= WHAT YOU ARE ASKED TO DO =
The records beneath should be printed exactly, and the pictures are to be left out.

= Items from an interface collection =
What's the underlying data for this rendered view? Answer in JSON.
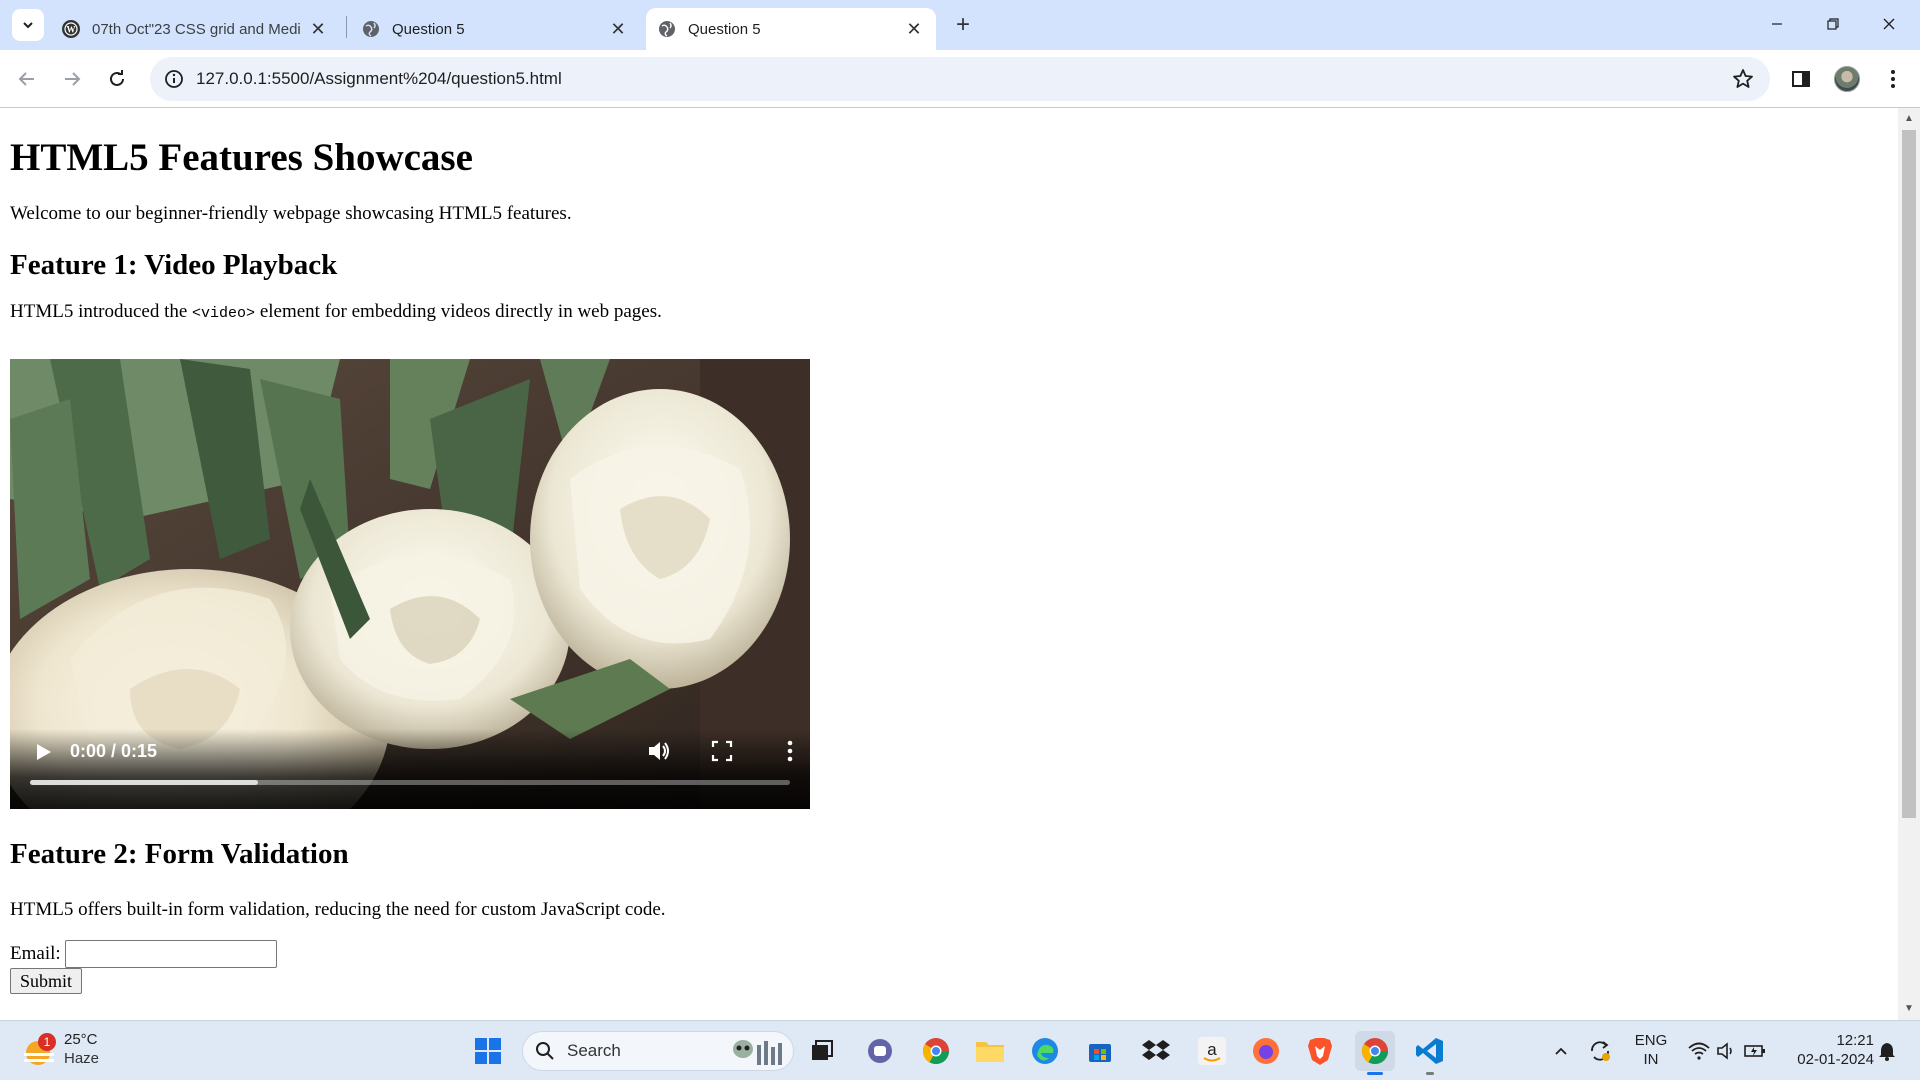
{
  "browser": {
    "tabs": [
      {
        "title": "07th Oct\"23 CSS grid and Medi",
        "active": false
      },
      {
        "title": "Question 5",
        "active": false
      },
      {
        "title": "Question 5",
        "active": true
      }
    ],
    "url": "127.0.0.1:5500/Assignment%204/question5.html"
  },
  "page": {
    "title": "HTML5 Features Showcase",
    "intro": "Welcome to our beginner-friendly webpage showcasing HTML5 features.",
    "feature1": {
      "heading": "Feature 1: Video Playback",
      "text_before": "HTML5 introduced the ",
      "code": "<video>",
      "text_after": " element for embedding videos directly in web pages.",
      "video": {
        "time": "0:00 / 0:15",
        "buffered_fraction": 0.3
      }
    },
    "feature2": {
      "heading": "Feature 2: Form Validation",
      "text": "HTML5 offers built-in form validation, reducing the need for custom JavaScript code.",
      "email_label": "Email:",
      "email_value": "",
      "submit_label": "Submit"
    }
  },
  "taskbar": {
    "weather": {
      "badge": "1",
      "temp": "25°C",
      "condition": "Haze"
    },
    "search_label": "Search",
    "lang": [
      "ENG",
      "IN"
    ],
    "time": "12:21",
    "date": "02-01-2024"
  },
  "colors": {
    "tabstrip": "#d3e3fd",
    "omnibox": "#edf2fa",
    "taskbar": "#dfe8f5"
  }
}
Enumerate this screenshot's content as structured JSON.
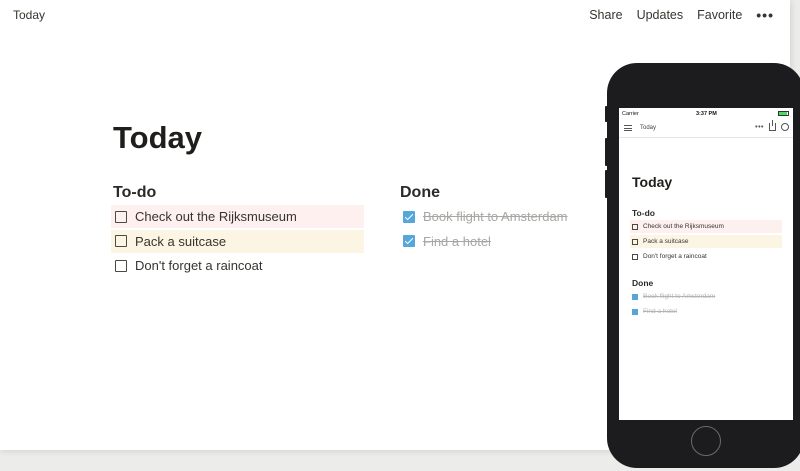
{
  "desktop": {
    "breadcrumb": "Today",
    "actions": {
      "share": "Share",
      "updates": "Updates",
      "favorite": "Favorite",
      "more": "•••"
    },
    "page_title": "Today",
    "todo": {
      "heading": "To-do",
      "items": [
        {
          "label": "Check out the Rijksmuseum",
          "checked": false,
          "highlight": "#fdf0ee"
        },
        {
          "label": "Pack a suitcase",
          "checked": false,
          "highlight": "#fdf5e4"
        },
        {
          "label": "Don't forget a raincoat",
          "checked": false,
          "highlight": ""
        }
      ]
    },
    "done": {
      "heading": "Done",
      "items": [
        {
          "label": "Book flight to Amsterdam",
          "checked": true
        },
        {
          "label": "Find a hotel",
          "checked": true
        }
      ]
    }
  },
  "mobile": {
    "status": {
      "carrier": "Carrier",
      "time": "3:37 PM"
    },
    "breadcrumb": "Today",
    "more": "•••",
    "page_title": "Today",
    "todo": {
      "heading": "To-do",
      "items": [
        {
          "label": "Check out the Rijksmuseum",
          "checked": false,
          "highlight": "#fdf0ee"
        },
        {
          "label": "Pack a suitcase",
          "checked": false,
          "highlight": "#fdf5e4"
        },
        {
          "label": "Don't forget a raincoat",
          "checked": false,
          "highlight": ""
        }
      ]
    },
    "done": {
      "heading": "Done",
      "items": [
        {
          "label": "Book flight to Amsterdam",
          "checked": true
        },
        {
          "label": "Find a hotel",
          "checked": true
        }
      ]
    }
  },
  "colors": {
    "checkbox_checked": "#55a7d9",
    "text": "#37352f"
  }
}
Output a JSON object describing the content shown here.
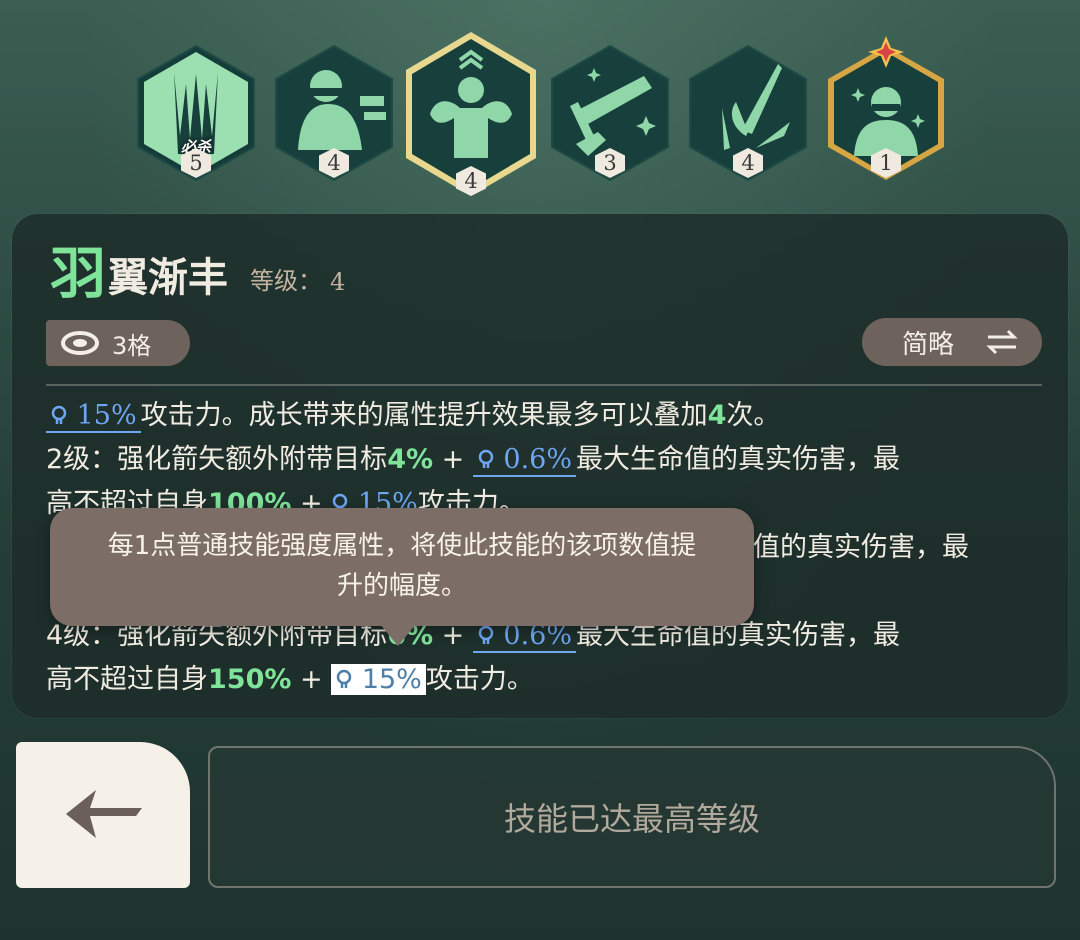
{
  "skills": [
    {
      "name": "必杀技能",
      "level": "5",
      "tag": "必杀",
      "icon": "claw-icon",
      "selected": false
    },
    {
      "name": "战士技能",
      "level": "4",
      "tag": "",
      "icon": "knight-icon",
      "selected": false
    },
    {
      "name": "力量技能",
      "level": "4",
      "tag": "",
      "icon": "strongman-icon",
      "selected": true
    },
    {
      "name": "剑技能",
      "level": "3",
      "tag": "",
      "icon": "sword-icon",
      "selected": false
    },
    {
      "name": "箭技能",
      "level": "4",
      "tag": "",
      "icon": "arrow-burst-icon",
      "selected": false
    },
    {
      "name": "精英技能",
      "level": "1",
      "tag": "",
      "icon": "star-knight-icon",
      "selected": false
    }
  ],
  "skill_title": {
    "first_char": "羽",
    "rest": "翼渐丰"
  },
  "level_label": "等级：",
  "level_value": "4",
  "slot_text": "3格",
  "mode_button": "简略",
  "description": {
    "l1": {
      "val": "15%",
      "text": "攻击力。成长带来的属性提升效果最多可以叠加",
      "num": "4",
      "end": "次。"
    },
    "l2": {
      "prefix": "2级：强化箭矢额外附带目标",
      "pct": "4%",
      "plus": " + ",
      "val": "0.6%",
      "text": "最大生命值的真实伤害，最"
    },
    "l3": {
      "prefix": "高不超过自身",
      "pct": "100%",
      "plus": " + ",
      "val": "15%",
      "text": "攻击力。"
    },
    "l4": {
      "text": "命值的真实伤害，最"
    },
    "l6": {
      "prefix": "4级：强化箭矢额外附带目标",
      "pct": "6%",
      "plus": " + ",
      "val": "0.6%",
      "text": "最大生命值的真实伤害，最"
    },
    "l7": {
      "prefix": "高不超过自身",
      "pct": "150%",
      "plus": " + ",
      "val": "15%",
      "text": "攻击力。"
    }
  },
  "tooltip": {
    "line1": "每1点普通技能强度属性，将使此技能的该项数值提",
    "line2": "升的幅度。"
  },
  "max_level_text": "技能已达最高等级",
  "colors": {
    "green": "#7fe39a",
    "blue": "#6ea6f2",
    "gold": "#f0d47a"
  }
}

= RESULT OF THIS EXERCISE =
What's the underlying data for this rendered view? Answer in JSON.
{
  "browser": {
    "tabs": [
      {
        "title": "07th Oct\"23 CSS grid and Medi",
        "active": false
      },
      {
        "title": "Question 5",
        "active": false
      },
      {
        "title": "Question 5",
        "active": true
      }
    ],
    "url": "127.0.0.1:5500/Assignment%204/question5.html"
  },
  "page": {
    "title": "HTML5 Features Showcase",
    "intro": "Welcome to our beginner-friendly webpage showcasing HTML5 features.",
    "feature1": {
      "heading": "Feature 1: Video Playback",
      "text_before": "HTML5 introduced the ",
      "code": "<video>",
      "text_after": " element for embedding videos directly in web pages.",
      "video": {
        "time": "0:00 / 0:15",
        "buffered_fraction": 0.3
      }
    },
    "feature2": {
      "heading": "Feature 2: Form Validation",
      "text": "HTML5 offers built-in form validation, reducing the need for custom JavaScript code.",
      "email_label": "Email:",
      "email_value": "",
      "submit_label": "Submit"
    }
  },
  "taskbar": {
    "weather": {
      "badge": "1",
      "temp": "25°C",
      "condition": "Haze"
    },
    "search_label": "Search",
    "lang": [
      "ENG",
      "IN"
    ],
    "time": "12:21",
    "date": "02-01-2024"
  },
  "colors": {
    "tabstrip": "#d3e3fd",
    "omnibox": "#edf2fa",
    "taskbar": "#dfe8f5"
  }
}
Enumerate this screenshot's content as structured JSON.
{
  "desktop": {
    "breadcrumb": "Today",
    "actions": {
      "share": "Share",
      "updates": "Updates",
      "favorite": "Favorite",
      "more": "•••"
    },
    "page_title": "Today",
    "todo": {
      "heading": "To-do",
      "items": [
        {
          "label": "Check out the Rijksmuseum",
          "checked": false,
          "highlight": "#fdf0ee"
        },
        {
          "label": "Pack a suitcase",
          "checked": false,
          "highlight": "#fdf5e4"
        },
        {
          "label": "Don't forget a raincoat",
          "checked": false,
          "highlight": ""
        }
      ]
    },
    "done": {
      "heading": "Done",
      "items": [
        {
          "label": "Book flight to Amsterdam",
          "checked": true
        },
        {
          "label": "Find a hotel",
          "checked": true
        }
      ]
    }
  },
  "mobile": {
    "status": {
      "carrier": "Carrier",
      "time": "3:37 PM"
    },
    "breadcrumb": "Today",
    "more": "•••",
    "page_title": "Today",
    "todo": {
      "heading": "To-do",
      "items": [
        {
          "label": "Check out the Rijksmuseum",
          "checked": false,
          "highlight": "#fdf0ee"
        },
        {
          "label": "Pack a suitcase",
          "checked": false,
          "highlight": "#fdf5e4"
        },
        {
          "label": "Don't forget a raincoat",
          "checked": false,
          "highlight": ""
        }
      ]
    },
    "done": {
      "heading": "Done",
      "items": [
        {
          "label": "Book flight to Amsterdam",
          "checked": true
        },
        {
          "label": "Find a hotel",
          "checked": true
        }
      ]
    }
  },
  "colors": {
    "checkbox_checked": "#55a7d9",
    "text": "#37352f"
  }
}
Output a JSON object describing the content shown here.
{
  "skills": [
    {
      "name": "必杀技能",
      "level": "5",
      "tag": "必杀",
      "icon": "claw-icon",
      "selected": false
    },
    {
      "name": "战士技能",
      "level": "4",
      "tag": "",
      "icon": "knight-icon",
      "selected": false
    },
    {
      "name": "力量技能",
      "level": "4",
      "tag": "",
      "icon": "strongman-icon",
      "selected": true
    },
    {
      "name": "剑技能",
      "level": "3",
      "tag": "",
      "icon": "sword-icon",
      "selected": false
    },
    {
      "name": "箭技能",
      "level": "4",
      "tag": "",
      "icon": "arrow-burst-icon",
      "selected": false
    },
    {
      "name": "精英技能",
      "level": "1",
      "tag": "",
      "icon": "star-knight-icon",
      "selected": false
    }
  ],
  "skill_title": {
    "first_char": "羽",
    "rest": "翼渐丰"
  },
  "level_label": "等级：",
  "level_value": "4",
  "slot_text": "3格",
  "mode_button": "简略",
  "description": {
    "l1": {
      "val": "15%",
      "text": "攻击力。成长带来的属性提升效果最多可以叠加",
      "num": "4",
      "end": "次。"
    },
    "l2": {
      "prefix": "2级：强化箭矢额外附带目标",
      "pct": "4%",
      "plus": " + ",
      "val": "0.6%",
      "text": "最大生命值的真实伤害，最"
    },
    "l3": {
      "prefix": "高不超过自身",
      "pct": "100%",
      "plus": " + ",
      "val": "15%",
      "text": "攻击力。"
    },
    "l4": {
      "text": "命值的真实伤害，最"
    },
    "l6": {
      "prefix": "4级：强化箭矢额外附带目标",
      "pct": "6%",
      "plus": " + ",
      "val": "0.6%",
      "text": "最大生命值的真实伤害，最"
    },
    "l7": {
      "prefix": "高不超过自身",
      "pct": "150%",
      "plus": " + ",
      "val": "15%",
      "text": "攻击力。"
    }
  },
  "tooltip": {
    "line1": "每1点普通技能强度属性，将使此技能的该项数值提",
    "line2": "升的幅度。"
  },
  "max_level_text": "技能已达最高等级",
  "colors": {
    "green": "#7fe39a",
    "blue": "#6ea6f2",
    "gold": "#f0d47a"
  }
}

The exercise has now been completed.